*THE TASK*:
Return all the lines below in which the string "个个会应急" appears.

*INPUT DATA*:
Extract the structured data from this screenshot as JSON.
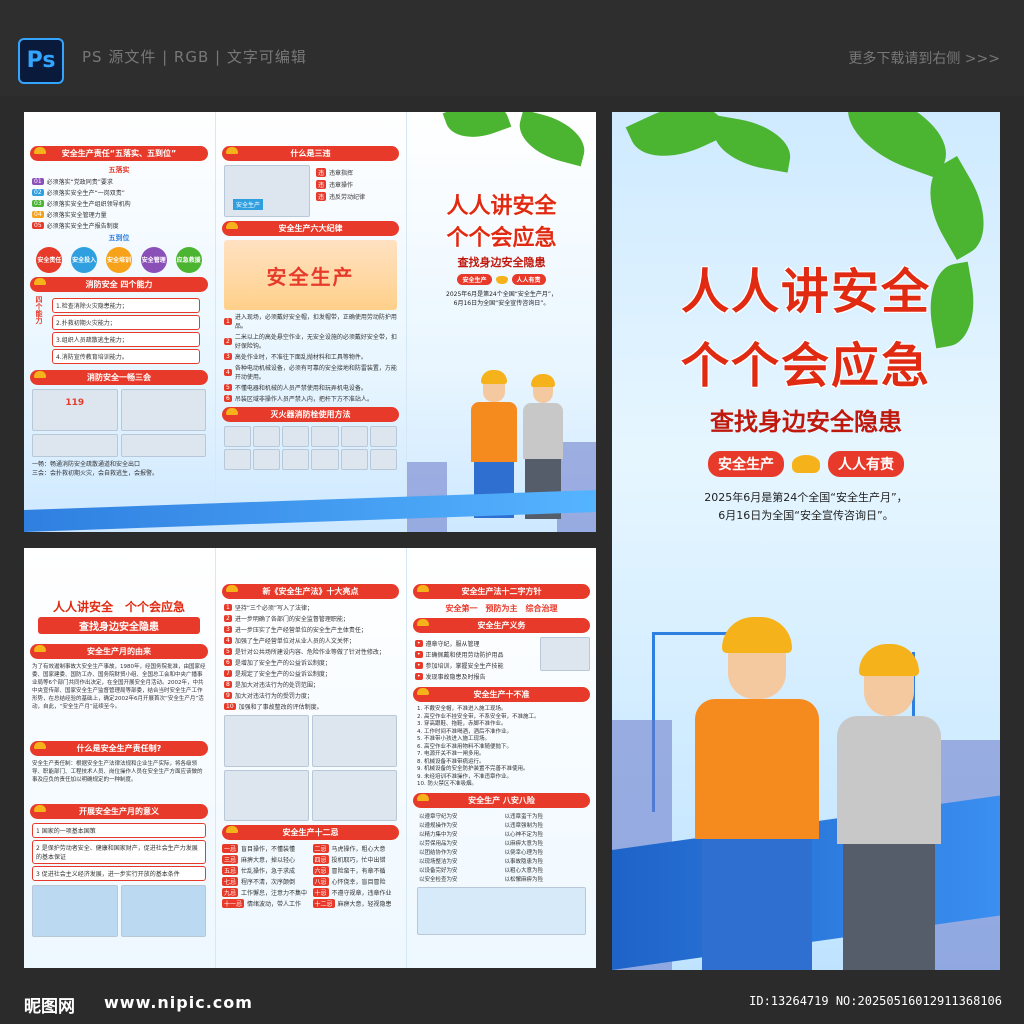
{
  "header": {
    "ps_badge": "Ps",
    "left_text": "PS 源文件 | RGB | 文字可编辑",
    "right_text": "更多下载请到右侧 >>>"
  },
  "top_brochure": {
    "left_col": {
      "sec1_title": "安全生产责任“五落实、五到位”",
      "sec1_sub": "五落实",
      "five_items": [
        "必须落实“党政同责”要求",
        "必须落实安全生产“一岗双责”",
        "必须落实安全生产组织领导机构",
        "必须落实安全管理力量",
        "必须落实安全生产报告制度"
      ],
      "sec2_sub": "五到位",
      "circles": [
        "安全责任",
        "安全投入",
        "安全培训",
        "安全管理",
        "应急救援"
      ],
      "sec3_title": "消防安全 四个能力",
      "four_label": "四个能力",
      "four_items": [
        "1.检查消除火灾隐患能力；",
        "2.扑救初期火灾能力；",
        "3.组织人员疏散逃生能力；",
        "4.消防宣传教育培训能力。"
      ],
      "sec4_title": "消防安全一畅三会",
      "fire_num": "119",
      "footnote": [
        "一畅：畅通消防安全疏散通道和安全出口",
        "三会：会扑救初期火灾，会自救逃生，会报警。"
      ]
    },
    "mid_col": {
      "sec1_title": "什么是三违",
      "sign_text": "安全生产",
      "three_items": [
        "违章指挥",
        "违章操作",
        "违反劳动纪律"
      ],
      "sec2_title": "安全生产六大纪律",
      "banner_text": "安全生产",
      "six_items": [
        "进入现场，必须戴好安全帽，扣发帽带，正确使用劳动防护用品。",
        "二米以上的高处悬空作业，无安全设施的必须戴好安全带，扣好保险钩。",
        "高处作业时，不准往下面乱抛材料和工具等物件。",
        "各种电动机械设备，必须有可靠的安全接地和防雷装置，方能开动使用。",
        "不懂电器和机械的人员严禁使用和玩弄机电设备。",
        "吊装区域非操作人员严禁入内，把杆下方不准站人。"
      ],
      "sec3_title": "灭火器消防栓使用方法"
    },
    "right_col": {
      "title1": "人人讲安全",
      "title2": "个个会应急",
      "subtitle": "查找身边安全隐患",
      "pill_left": "安全生产",
      "pill_right": "人人有责",
      "date_line1": "2025年6月是第24个全国“安全生产月”，",
      "date_line2": "6月16日为全国“安全宣传咨询日”。"
    }
  },
  "bottom_brochure": {
    "left_col": {
      "title1": "人人讲安全　个个会应急",
      "subtitle": "查找身边安全隐患",
      "sec1_title": "安全生产月的由来",
      "origin_text": "为了有效遏制事故大安全生产事故，1980年，经国务院批准，由国家经委、国家建委、国防工办、国务院财贸小组、全国总工会和中央广播事业局等6个部门共同作出决定，在全国开展安全月活动。2002年，中共中央宣传部、国家安全生产监督管理局等部委，结合当时安全生产工作形势，在总结经验的基础上，确定2002年6月开展首次“安全生产月”活动，自此，“安全生产月”延续至今。",
      "sec2_title": "什么是安全生产责任制?",
      "resp_text": "安全生产责任制：根据安全生产法律法规和企业生产实际，将各级领导、职能部门、工程技术人员、岗位操作人员在安全生产方面应该做的事及应负的责任加以明确规定的一种制度。",
      "sec3_title": "开展安全生产月的意义",
      "meaning_items": [
        "1 国家的一项基本国策",
        "2 是保护劳动者安全、健康和国家财产，促进社会生产力发展的基本保证",
        "3 促进社会主义经济发展，进一步实行开放的基本条件"
      ]
    },
    "mid_col": {
      "sec1_title": "新《安全生产法》十大亮点",
      "ten_items": [
        "坚持“三个必须”写入了法律；",
        "进一步明确了各部门的安全监督管理职能；",
        "进一步压实了生产经营单位的安全生产主体责任；",
        "加强了生产经营单位对从业人员的人文关怀；",
        "是针对公共场所建设内容、危险作业等做了针对性修改；",
        "是增加了安全生产的公益诉讼制度；",
        "是规定了安全生产的公益诉讼制度；",
        "是加大对违法行为的处罚范围；",
        "加大对违法行为的受罚力度；",
        "加强和了事故整改的评估制度。"
      ],
      "sec2_title": "安全生产十二忌",
      "twelve_tags": [
        "一忌",
        "二忌",
        "三忌",
        "四忌",
        "五忌",
        "六忌",
        "七忌",
        "八忌",
        "九忌",
        "十忌",
        "十一忌",
        "十二忌"
      ],
      "twelve_items": [
        "盲目操作，不懂装懂",
        "马虎操作，粗心大意",
        "麻痹大意，掉以轻心",
        "投机取巧，忙中出错",
        "忙乱操作，急于求成",
        "冒险蛮干，有章不循",
        "程序不清，次序颠倒",
        "心怀侥幸，盲目冒险",
        "工作懈怠，注意力不集中",
        "不遵守规章，违章作业",
        "情绪波动，带人工作",
        "麻痹大意，轻视隐患"
      ]
    },
    "right_col": {
      "sec1_title": "安全生产法十二字方针",
      "motto": "安全第一　预防为主　综合治理",
      "sec2_title": "安全生产义务",
      "duty_items": [
        "遵章守纪，服从管理",
        "正确佩戴和使用劳动防护用品",
        "参加培训，掌握安全生产技能",
        "发现事故隐患及时报告"
      ],
      "sec3_title": "安全生产十不准",
      "ten_nots": [
        "1. 不戴安全帽，不准进入施工现场。",
        "2. 高空作业不挂安全带，不系安全带，不准施工。",
        "3. 穿高跟鞋、拖鞋，赤脚不准作业。",
        "4. 工作时间不准喝酒，酒后不准作业。",
        "5. 不准带小孩进入施工现场。",
        "6. 高空作业不准用物料不准随便抛下。",
        "7. 电源开关不准一闸多用。",
        "8. 机械设备不准带病运行。",
        "9. 机械设备的安全防护装置不完善不准使用。",
        "9. 未经培训不准操作，不准违章作业。",
        "10. 防火禁区不准吸烟。"
      ],
      "sec4_title": "安全生产 八安八险",
      "eight_safe": [
        "以遵章守纪为安",
        "以遵规操作为安",
        "以精力集中为安",
        "以劳保用品为安",
        "以团结协作为安",
        "以现场整洁为安",
        "以设备完好为安",
        "以安全检查为安"
      ],
      "eight_risk": [
        "以违章蛮干为险",
        "以违章强制为险",
        "以心神不定为险",
        "以麻痹大意为险",
        "以侥幸心理为险",
        "以事故隐患为险",
        "以粗心大意为险",
        "以松懈麻痹为险"
      ]
    }
  },
  "poster": {
    "title1": "人人讲安全",
    "title2": "个个会应急",
    "subtitle": "查找身边安全隐患",
    "pill_left": "安全生产",
    "pill_right": "人人有责",
    "date_line1": "2025年6月是第24个全国“安全生产月”，",
    "date_line2": "6月16日为全国“安全宣传咨询日”。"
  },
  "footer": {
    "logo": "昵图网",
    "url": "www.nipic.com",
    "id_text": "ID:13264719 NO:20250516012911368106"
  },
  "colors": {
    "red": "#e83a2a",
    "yellow": "#f6b21a",
    "blue": "#2f7fe0",
    "green": "#4bb431"
  }
}
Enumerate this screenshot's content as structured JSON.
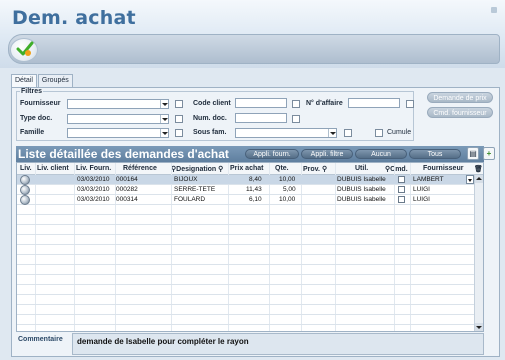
{
  "app": {
    "title": "Dem. achat"
  },
  "tabs": [
    {
      "label": "Détail",
      "active": true
    },
    {
      "label": "Groupés",
      "active": false
    }
  ],
  "filters": {
    "legend": "Filtres",
    "fournisseur_label": "Fournisseur",
    "code_client_label": "Code client",
    "affaire_label": "N° d'affaire",
    "type_doc_label": "Type doc.",
    "num_doc_label": "Num. doc.",
    "famille_label": "Famille",
    "sous_fam_label": "Sous fam.",
    "cumule_label": "Cumule"
  },
  "side_buttons": {
    "demande": "Demande de prix",
    "cmd": "Cmd. fournisseur"
  },
  "list": {
    "title": "Liste détaillée des demandes d'achat",
    "buttons": [
      "Appli. fourn.",
      "Appli. filtre",
      "Aucun",
      "Tous"
    ],
    "columns": [
      "Liv.",
      "Liv. client",
      "Liv. Fourn.",
      "Référence",
      "Designation",
      "Prix achat",
      "Qte.",
      "Prov.",
      "Util.",
      "Cmd.",
      "Fournisseur"
    ],
    "rows": [
      {
        "liv_fourn": "03/03/2010",
        "reference": "000164",
        "designation": "BIJOUX",
        "prix": "8,40",
        "qte": "10,00",
        "util": "DUBUIS Isabelle",
        "fournisseur": "LAMBERT",
        "selected": true
      },
      {
        "liv_fourn": "03/03/2010",
        "reference": "000282",
        "designation": "SERRE-TETE",
        "prix": "11,43",
        "qte": "5,00",
        "util": "DUBUIS Isabelle",
        "fournisseur": "LUIGI",
        "selected": false
      },
      {
        "liv_fourn": "03/03/2010",
        "reference": "000314",
        "designation": "FOULARD",
        "prix": "6,10",
        "qte": "10,00",
        "util": "DUBUIS Isabelle",
        "fournisseur": "LUIGI",
        "selected": false
      }
    ]
  },
  "comment": {
    "label": "Commentaire",
    "text": "demande de Isabelle pour compléter le rayon"
  }
}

*RESPONSE FOR THIS EXERCISE*:
      "title2": "个个会应急",
      "title1": "人人讲安全　个个会应急",
    "title2": "个个会应急",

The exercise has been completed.